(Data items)
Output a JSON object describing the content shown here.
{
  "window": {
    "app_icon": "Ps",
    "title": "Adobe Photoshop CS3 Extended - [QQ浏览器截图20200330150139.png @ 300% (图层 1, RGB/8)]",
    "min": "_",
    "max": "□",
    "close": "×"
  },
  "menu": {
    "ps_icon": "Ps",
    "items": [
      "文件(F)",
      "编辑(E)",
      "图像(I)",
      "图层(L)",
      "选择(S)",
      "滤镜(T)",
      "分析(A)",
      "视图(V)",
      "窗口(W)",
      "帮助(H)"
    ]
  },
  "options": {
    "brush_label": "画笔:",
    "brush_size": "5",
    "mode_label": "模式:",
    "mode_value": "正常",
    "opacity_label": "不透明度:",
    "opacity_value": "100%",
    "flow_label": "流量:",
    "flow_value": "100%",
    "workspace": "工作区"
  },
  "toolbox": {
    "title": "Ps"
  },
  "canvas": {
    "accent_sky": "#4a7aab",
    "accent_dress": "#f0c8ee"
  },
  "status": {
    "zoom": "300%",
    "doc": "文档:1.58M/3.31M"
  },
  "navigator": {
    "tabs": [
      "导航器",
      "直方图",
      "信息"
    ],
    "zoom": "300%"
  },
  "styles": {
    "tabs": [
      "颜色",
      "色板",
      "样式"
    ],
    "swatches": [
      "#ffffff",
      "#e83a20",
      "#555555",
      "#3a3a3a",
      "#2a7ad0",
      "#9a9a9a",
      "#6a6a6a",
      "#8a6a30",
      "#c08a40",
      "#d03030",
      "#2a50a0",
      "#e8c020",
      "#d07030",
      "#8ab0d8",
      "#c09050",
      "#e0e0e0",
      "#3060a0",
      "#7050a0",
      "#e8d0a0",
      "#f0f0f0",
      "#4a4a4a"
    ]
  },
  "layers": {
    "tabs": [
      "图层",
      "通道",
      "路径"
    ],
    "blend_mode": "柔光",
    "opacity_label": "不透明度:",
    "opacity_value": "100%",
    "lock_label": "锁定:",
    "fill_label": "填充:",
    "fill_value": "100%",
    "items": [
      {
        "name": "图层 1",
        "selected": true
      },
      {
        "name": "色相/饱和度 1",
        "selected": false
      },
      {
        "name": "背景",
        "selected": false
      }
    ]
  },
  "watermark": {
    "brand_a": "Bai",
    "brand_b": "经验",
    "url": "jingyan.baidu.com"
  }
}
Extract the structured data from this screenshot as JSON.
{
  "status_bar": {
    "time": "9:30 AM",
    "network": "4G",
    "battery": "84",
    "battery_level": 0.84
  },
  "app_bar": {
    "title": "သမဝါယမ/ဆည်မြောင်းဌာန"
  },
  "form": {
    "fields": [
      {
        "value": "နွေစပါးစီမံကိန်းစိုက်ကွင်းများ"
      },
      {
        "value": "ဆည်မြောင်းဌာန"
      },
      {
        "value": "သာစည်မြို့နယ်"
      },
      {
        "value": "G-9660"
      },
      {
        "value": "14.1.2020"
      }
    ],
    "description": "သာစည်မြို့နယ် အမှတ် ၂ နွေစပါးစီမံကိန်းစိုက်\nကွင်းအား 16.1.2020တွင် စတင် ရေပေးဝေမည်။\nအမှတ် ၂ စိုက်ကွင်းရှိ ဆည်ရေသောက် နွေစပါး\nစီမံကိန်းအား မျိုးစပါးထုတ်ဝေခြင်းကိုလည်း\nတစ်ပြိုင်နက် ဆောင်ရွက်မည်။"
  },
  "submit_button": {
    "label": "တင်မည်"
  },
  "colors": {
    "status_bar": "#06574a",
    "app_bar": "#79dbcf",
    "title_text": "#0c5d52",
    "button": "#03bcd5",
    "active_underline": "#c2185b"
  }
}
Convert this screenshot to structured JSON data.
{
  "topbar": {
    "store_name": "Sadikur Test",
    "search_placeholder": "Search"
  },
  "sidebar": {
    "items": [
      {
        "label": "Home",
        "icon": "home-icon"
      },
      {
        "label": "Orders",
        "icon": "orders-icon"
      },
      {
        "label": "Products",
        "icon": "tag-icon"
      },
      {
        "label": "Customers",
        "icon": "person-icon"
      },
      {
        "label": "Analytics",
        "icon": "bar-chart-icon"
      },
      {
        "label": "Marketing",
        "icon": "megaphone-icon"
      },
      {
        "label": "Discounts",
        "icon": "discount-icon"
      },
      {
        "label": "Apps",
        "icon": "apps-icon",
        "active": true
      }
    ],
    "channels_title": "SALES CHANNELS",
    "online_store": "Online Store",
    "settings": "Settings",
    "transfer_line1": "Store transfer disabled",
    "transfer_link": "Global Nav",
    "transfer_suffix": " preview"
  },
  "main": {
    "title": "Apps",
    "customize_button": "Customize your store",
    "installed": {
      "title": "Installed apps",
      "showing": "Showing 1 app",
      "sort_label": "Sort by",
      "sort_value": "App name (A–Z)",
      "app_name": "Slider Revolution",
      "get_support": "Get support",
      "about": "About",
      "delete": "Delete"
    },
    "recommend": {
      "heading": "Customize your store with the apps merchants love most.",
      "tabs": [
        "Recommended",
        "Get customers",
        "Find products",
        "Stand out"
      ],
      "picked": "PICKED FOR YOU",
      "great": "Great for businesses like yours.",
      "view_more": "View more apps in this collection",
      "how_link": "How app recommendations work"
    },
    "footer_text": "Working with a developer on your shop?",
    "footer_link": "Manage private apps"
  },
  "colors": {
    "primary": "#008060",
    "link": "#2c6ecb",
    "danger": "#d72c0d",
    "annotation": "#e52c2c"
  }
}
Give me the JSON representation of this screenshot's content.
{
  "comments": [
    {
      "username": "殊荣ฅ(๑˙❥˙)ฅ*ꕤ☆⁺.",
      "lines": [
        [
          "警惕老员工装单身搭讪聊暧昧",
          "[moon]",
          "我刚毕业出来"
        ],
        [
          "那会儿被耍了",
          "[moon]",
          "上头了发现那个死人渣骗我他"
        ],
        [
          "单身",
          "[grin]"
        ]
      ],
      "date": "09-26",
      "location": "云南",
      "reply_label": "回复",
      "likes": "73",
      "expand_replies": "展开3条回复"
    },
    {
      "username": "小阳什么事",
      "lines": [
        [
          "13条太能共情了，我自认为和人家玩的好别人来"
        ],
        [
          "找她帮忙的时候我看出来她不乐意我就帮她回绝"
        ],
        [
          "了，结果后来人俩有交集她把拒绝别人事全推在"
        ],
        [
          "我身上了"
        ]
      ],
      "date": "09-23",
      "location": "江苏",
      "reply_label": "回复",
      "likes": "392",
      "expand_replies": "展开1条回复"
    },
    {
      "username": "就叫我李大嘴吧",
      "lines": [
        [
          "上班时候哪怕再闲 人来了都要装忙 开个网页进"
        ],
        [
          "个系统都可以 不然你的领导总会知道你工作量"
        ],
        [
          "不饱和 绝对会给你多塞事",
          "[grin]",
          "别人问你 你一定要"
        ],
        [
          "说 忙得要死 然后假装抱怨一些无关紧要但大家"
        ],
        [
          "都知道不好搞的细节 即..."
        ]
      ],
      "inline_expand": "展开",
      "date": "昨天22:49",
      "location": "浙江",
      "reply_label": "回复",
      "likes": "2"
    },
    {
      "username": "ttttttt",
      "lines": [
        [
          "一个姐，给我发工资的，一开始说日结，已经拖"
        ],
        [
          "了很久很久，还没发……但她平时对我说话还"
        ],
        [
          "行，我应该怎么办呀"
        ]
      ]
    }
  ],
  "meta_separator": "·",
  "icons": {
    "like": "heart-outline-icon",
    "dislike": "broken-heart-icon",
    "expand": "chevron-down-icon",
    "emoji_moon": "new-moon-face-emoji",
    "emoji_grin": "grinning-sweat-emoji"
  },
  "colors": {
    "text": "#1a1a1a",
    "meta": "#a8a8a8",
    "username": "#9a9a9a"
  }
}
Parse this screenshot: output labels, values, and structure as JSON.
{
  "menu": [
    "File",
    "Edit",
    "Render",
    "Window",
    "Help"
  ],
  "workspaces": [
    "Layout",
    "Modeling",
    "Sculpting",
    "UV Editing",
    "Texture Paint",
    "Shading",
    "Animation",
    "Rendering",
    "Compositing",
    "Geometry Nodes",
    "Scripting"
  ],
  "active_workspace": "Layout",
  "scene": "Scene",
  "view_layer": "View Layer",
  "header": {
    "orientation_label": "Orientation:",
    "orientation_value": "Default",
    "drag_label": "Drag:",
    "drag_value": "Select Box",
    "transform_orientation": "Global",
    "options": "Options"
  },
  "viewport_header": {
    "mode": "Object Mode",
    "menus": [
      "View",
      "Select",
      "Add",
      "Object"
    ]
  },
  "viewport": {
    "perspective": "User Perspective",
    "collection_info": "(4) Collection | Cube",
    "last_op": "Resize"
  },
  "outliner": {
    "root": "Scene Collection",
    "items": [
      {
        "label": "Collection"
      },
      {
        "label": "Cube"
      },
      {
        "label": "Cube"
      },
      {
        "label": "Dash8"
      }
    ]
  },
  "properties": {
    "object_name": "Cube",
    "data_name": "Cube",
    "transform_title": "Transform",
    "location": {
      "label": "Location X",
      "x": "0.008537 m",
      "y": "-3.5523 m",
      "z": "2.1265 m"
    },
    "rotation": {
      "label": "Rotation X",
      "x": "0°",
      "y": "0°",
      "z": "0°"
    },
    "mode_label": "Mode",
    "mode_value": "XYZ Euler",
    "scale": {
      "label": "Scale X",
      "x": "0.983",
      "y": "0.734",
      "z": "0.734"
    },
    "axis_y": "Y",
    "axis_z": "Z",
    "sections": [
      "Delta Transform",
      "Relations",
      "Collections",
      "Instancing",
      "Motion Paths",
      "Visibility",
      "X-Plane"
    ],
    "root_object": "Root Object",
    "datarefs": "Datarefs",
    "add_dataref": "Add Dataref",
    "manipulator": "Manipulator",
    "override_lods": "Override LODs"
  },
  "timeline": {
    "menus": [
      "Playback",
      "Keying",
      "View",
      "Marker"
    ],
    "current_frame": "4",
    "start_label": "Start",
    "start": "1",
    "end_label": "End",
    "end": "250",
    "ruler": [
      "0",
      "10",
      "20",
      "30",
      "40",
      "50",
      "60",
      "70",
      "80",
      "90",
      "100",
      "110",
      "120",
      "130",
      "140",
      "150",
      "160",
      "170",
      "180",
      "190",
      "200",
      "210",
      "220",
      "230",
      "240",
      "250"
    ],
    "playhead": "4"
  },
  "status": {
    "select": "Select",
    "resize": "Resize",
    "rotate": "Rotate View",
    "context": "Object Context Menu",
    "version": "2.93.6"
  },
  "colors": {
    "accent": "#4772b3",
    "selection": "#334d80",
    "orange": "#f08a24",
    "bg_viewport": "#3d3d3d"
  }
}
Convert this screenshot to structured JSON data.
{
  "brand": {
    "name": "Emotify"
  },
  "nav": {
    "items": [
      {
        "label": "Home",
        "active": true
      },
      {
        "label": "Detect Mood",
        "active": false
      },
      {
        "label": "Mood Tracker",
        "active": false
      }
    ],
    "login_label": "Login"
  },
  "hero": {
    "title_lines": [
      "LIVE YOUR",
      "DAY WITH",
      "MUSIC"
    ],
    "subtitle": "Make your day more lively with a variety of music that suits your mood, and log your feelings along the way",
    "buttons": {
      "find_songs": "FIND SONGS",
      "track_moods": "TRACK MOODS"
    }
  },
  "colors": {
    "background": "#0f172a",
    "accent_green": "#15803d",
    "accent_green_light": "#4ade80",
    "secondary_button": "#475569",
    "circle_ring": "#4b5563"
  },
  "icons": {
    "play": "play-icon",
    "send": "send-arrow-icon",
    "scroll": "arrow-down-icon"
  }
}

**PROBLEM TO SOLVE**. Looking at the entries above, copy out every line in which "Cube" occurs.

**EXERCISE SOLUTION**.
    "collection_info": "(4) Collection | Cube",
        "label": "Cube"
        "label": "Cube"
    "object_name": "Cube",
    "data_name": "Cube",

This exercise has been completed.